YOUR TASK:
Using the listing below, report each line holding the string "this".

DATASET EXTRACT:
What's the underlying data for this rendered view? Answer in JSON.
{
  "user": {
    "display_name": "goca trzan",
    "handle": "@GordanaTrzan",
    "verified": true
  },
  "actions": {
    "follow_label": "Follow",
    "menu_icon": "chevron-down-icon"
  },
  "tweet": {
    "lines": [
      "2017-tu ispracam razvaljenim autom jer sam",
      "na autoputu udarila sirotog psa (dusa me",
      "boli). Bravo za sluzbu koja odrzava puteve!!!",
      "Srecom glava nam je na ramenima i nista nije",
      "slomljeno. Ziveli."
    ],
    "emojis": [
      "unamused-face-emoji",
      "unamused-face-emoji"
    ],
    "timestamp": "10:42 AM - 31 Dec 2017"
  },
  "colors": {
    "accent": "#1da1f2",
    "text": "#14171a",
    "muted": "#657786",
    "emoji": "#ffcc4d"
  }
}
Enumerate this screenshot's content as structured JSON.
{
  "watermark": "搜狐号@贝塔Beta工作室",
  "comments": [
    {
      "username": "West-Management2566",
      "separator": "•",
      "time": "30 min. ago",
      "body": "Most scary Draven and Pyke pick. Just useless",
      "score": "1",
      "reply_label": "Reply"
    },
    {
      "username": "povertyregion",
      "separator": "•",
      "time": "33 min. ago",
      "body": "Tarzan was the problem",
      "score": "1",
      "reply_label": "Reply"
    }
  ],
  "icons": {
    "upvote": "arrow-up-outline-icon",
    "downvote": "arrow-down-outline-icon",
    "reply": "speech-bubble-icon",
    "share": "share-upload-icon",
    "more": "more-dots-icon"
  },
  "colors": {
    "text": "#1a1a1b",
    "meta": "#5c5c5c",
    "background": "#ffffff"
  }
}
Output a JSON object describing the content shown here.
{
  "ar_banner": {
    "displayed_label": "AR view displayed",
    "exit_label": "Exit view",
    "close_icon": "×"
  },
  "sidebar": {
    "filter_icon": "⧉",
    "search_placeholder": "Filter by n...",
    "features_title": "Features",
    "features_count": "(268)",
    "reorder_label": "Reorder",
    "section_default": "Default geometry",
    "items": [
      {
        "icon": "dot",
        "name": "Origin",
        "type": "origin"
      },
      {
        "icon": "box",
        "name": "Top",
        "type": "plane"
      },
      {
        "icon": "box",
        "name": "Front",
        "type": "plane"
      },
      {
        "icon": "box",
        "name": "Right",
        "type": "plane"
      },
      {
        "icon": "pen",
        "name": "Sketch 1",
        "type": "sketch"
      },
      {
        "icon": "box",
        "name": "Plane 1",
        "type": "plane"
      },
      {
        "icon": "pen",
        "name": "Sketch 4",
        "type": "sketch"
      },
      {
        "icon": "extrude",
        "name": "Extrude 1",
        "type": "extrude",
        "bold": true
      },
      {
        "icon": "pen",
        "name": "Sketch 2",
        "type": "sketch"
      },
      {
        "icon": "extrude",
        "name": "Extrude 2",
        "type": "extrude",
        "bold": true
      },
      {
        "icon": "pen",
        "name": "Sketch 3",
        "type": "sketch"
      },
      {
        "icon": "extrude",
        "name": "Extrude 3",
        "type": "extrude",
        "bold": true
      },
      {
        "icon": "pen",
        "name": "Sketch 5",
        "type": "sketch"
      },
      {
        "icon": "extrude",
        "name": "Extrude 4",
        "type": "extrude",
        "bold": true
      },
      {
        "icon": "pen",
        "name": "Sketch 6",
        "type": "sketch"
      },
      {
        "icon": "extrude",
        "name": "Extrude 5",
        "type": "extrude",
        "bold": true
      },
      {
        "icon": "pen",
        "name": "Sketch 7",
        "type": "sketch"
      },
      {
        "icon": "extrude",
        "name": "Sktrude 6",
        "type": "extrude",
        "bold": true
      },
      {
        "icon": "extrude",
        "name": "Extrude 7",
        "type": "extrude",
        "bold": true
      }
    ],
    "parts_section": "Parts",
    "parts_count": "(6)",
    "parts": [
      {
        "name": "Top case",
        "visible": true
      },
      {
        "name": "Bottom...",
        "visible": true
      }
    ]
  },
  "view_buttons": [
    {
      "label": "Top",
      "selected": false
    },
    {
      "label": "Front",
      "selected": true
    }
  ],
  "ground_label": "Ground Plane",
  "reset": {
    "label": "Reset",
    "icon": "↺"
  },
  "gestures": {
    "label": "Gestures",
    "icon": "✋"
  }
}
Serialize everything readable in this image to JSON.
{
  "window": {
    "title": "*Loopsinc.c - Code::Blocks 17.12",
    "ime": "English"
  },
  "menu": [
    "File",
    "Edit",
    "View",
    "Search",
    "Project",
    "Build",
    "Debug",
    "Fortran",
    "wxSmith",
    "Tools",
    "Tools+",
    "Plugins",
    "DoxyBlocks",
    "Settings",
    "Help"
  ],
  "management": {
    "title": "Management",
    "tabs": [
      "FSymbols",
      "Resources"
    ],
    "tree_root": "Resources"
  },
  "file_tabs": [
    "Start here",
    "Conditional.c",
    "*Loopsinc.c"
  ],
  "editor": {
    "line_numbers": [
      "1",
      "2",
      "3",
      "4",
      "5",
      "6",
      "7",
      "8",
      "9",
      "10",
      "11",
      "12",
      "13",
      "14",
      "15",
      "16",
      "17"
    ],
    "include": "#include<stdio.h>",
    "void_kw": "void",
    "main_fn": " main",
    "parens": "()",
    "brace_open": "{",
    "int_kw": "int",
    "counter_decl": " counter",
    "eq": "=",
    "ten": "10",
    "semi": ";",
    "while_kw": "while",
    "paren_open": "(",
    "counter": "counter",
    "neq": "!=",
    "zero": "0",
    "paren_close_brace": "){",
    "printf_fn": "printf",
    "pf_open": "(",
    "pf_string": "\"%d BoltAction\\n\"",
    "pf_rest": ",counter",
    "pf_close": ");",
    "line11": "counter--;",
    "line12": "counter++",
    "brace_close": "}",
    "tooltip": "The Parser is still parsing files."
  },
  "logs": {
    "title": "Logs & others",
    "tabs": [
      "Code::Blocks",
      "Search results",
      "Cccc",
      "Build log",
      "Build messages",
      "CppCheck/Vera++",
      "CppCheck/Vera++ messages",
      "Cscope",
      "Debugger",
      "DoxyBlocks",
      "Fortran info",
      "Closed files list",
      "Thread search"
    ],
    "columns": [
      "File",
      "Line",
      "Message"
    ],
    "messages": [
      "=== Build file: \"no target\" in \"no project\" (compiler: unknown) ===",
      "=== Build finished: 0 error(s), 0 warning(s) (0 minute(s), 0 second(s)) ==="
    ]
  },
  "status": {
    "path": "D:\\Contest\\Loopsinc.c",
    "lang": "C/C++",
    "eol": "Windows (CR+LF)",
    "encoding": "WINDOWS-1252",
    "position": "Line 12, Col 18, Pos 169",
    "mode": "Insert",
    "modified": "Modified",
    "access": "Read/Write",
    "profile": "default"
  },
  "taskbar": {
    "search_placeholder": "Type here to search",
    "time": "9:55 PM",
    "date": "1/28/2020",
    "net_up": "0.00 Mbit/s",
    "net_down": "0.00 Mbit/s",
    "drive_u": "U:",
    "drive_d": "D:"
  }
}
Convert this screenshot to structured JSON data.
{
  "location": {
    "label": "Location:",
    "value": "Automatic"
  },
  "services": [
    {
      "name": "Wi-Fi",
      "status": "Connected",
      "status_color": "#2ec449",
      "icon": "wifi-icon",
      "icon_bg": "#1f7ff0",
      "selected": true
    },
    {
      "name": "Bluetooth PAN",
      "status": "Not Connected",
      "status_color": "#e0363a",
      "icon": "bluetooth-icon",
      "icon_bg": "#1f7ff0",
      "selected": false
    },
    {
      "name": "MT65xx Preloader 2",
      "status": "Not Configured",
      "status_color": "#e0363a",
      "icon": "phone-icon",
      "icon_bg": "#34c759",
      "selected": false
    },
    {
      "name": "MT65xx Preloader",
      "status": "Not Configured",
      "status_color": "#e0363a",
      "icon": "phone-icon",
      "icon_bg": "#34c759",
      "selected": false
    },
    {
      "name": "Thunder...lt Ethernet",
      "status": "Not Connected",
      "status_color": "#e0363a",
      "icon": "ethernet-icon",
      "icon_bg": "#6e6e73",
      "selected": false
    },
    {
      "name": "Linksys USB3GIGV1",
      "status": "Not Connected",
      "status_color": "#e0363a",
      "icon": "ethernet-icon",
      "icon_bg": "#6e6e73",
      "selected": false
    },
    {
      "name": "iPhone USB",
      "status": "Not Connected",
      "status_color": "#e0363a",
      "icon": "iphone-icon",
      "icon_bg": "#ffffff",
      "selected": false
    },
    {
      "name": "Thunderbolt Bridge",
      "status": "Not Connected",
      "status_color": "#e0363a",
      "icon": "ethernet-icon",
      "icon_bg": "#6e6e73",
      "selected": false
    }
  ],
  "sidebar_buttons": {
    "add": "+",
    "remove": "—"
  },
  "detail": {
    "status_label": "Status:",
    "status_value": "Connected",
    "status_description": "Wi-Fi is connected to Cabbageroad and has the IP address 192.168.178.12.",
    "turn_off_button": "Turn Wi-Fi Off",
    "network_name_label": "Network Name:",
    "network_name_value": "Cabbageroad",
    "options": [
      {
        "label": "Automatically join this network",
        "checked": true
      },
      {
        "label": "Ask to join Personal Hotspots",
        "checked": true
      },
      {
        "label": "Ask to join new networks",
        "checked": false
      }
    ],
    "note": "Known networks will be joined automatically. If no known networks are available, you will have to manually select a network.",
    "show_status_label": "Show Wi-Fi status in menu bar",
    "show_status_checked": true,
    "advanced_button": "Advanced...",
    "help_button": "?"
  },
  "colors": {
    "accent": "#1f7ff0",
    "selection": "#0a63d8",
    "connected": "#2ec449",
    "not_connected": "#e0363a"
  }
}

YOUR RESPONSE:
What's the underlying data for this rendered view? Answer in JSON.
Enumerate this screenshot's content as structured JSON.
Serialize everything readable in this image to JSON.
Convert this screenshot to structured JSON data.
        "label": "Automatically join this network",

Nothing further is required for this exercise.